A top vaccination expert and pediatrician is warning parents of healthy youngsters that getting the new covid booster shot could carry risks and its effectiveness has yet to be proven.
Dr. Paul Offitt, director of the Center for Immunization Education at Children’s Hospital of Philadelphia and a member of the Food and Drug Administration’s vaccine advisory committee, said the benefit of a third shot weighing on the risk has not been fully sold.
Who really benefits from the other size? Offit said on CNN.
Studies have shown that people who are over 65, immunocompromised or have chronic diseases are less likely to get the virus if they get their third or fourth vaccination.
The newly developed dose, called the bivalent vaccine, is a cocktail of the original coronavirus strain with components of the omicron BA.4 and BA.5 subvariants. The hope is that humans can fight off a wider range of highly contagious viral mutations.
But writing in Wall Street Journal Earlier this week, Offit reported that preliminary data indicated that the new bivalent vaccines are worse at preventing covid infections than the first generation of vaccines.
It highlights data comparing Moderna’s original covid vaccine and the new two-part update. Of the test groups given both vaccines, 11 people who received the bivalent vaccine contracted the virus, while only five people who received the primary ‘monovalent’ shot contracted COVID.
Offit warned that the Biden administration’s ‘handover’ of the new bivalent vaccines without more information could erode public confidence in them.
Dr. Paul Offitt, however, warns that there are still risks in healthy young adults that should be considered before getting the covid booster vaccine.
Shown here, 14-year-old Sean Bagley recently received his bivalent vaccine at Skippack Pharmacy in Schwenksville, Penn.
He explained that the recent FDA approval of the new vaccine, developed by Moderna and Pfizer-BioNTech, comes with few guarantees and some risks.
‘A healthy young person cannot benefit from an additional dose,’ he said.
The Centers for Disease Control and Prevention reports that vaccine side effects such as myocarditis, an inflammation of the heart muscle, and pericarditis, an inflammation of the outer lining of the heart, are rare but occur more often in adolescents and young men.
Myocarditis can be fatal, young people are less likely to be affected by covid infection than older people.
President Joe Biden said in an interview with CBS News that the Covid-19 pandemic is ‘over’.
‘When you ask people to get vaccinated, I think there needs to be clear evidence of benefit,’ he says, adding that recent clinical trials have been unrealistic. ‘You want to have at least human data,’ he said. So far, the only tests on the new shots have been done on lab rats.
‘Nowadays they’re saying we have to trust mouse data, and I don’t think that should ever be true.’

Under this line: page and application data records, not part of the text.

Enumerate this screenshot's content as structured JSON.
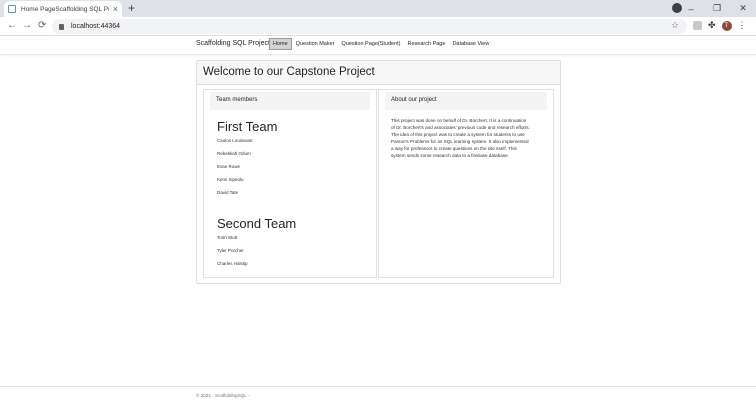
{
  "browser": {
    "tab_title": "Home PageScaffolding SQL Proj",
    "tab_close": "×",
    "new_tab": "+",
    "url": "localhost:44364",
    "nav_back": "←",
    "nav_forward": "→",
    "nav_reload": "⟳",
    "star": "☆",
    "win_minimize": "–",
    "win_maximize": "❐",
    "win_close": "✕",
    "profile_initial": "T",
    "puzzle": "✤",
    "kebab": "⋮"
  },
  "navbar": {
    "brand": "Scaffolding SQL Project",
    "links": [
      "Home",
      "Question Maker",
      "Question Page(Student)",
      "Research Page",
      "Database View"
    ],
    "active_index": 0
  },
  "card": {
    "title": "Welcome to our Capstone Project"
  },
  "team_panel": {
    "heading": "Team members",
    "teams": [
      {
        "title": "First Team",
        "members": [
          "Caulos Louissaint",
          "Rebekkah Odum",
          "Evan Rowe",
          "Kemi Sipeolu",
          "David Tate"
        ]
      },
      {
        "title": "Second Team",
        "members": [
          "Torin Stott",
          "Tyler Porcher",
          "Charles Halstip"
        ]
      }
    ]
  },
  "about_panel": {
    "heading": "About our project",
    "lines": [
      "This project was done on behalf of Dr. Borchert. It is a continuation",
      "of Dr. Borchert's and associates' previous code and research efforts.",
      "The idea of this project was to create a system for students to use",
      "Parson's Problems for an SQL learning system. It also implemented",
      "a way for professors to create questions on the site itself. This",
      "system sends some research data to a firebase database."
    ]
  },
  "footer": {
    "text": "© 2021 - ScaffoldingSQL -"
  },
  "colors": {
    "tabstrip": "#dee1e6",
    "active_nav_bg": "#d3d3d3",
    "card_header_bg": "#f7f7f7"
  }
}
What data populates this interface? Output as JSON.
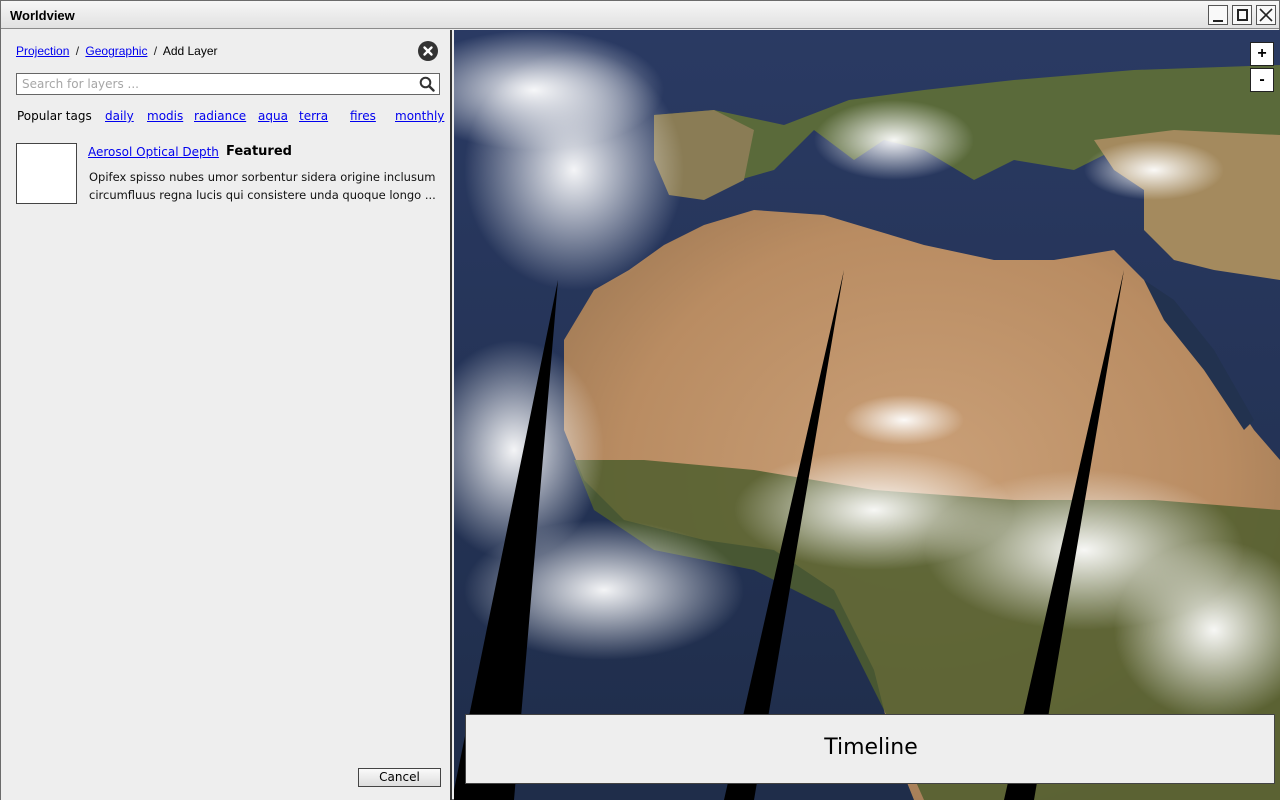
{
  "window": {
    "title": "Worldview",
    "controls": [
      "minimize-icon",
      "maximize-icon",
      "close-icon"
    ]
  },
  "panel": {
    "breadcrumb": {
      "items": [
        "Projection",
        "Geographic"
      ],
      "separator": "/",
      "current": "Add Layer"
    },
    "search": {
      "placeholder": "Search for layers ..."
    },
    "popular_tags": {
      "label": "Popular tags",
      "tags": [
        "daily",
        "modis",
        "radiance",
        "aqua",
        "terra",
        "fires",
        "monthly"
      ]
    },
    "layers": [
      {
        "name": "Aerosol Optical Depth",
        "badge": "Featured",
        "description": "Opifex spisso nubes umor sorbentur sidera origine inclusum circumfluus regna lucis qui consistere unda quoque longo ..."
      }
    ],
    "cancel_label": "Cancel"
  },
  "map": {
    "zoom_in_label": "+",
    "zoom_out_label": "-",
    "timeline_label": "Timeline"
  },
  "colors": {
    "link": "#0000ee",
    "panel_bg": "#eeeeee",
    "ocean": "#1c2a4e",
    "desert": "#c4986b",
    "vegetation": "#4f5e2e"
  }
}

Offit voted against approving the new vaccine.
‘I think it’s unfair to ask people to take a risk, no matter how small, without clear evidence of benefit,’ Offit said.
The doctor recently warned that pushing the new injection without supporting evidence risks ‘eroding public confidence’.
So far, studies on the bivalent vaccine have been ‘difficult’, he said.
The focus on boosters clashes with President Joe Biden’s recent announcement that the ‘epidemic is over’.
“The epidemic is over,” Biden told 60 Minutes. We still have a problem with covid. We are still working on it. But the epidemic is over. If you notice, no one is wearing a mask. Everyone seems to be doing well, and so I think it’s changing.’
The president’s statement contradicts what his administration’s health officials have been saying.
“We still have a virus out there that is still spreading and killing hundreds of Americans,” Ashish Jha, the White House’s COVID-19 response coordinator, said at a press conference on September 9.
I think we all need to come together to protect Americans…and do everything we can to get our health care system through a difficult fall and winter.
He may have submitted his own $22.4 billion request to Congress to continue the fight against the virus.
In the past two weeks, there have been an average of 54,000 new cases of the virus, according to Johns Hopkins University, and about 400 Americans are infected with the virus every day.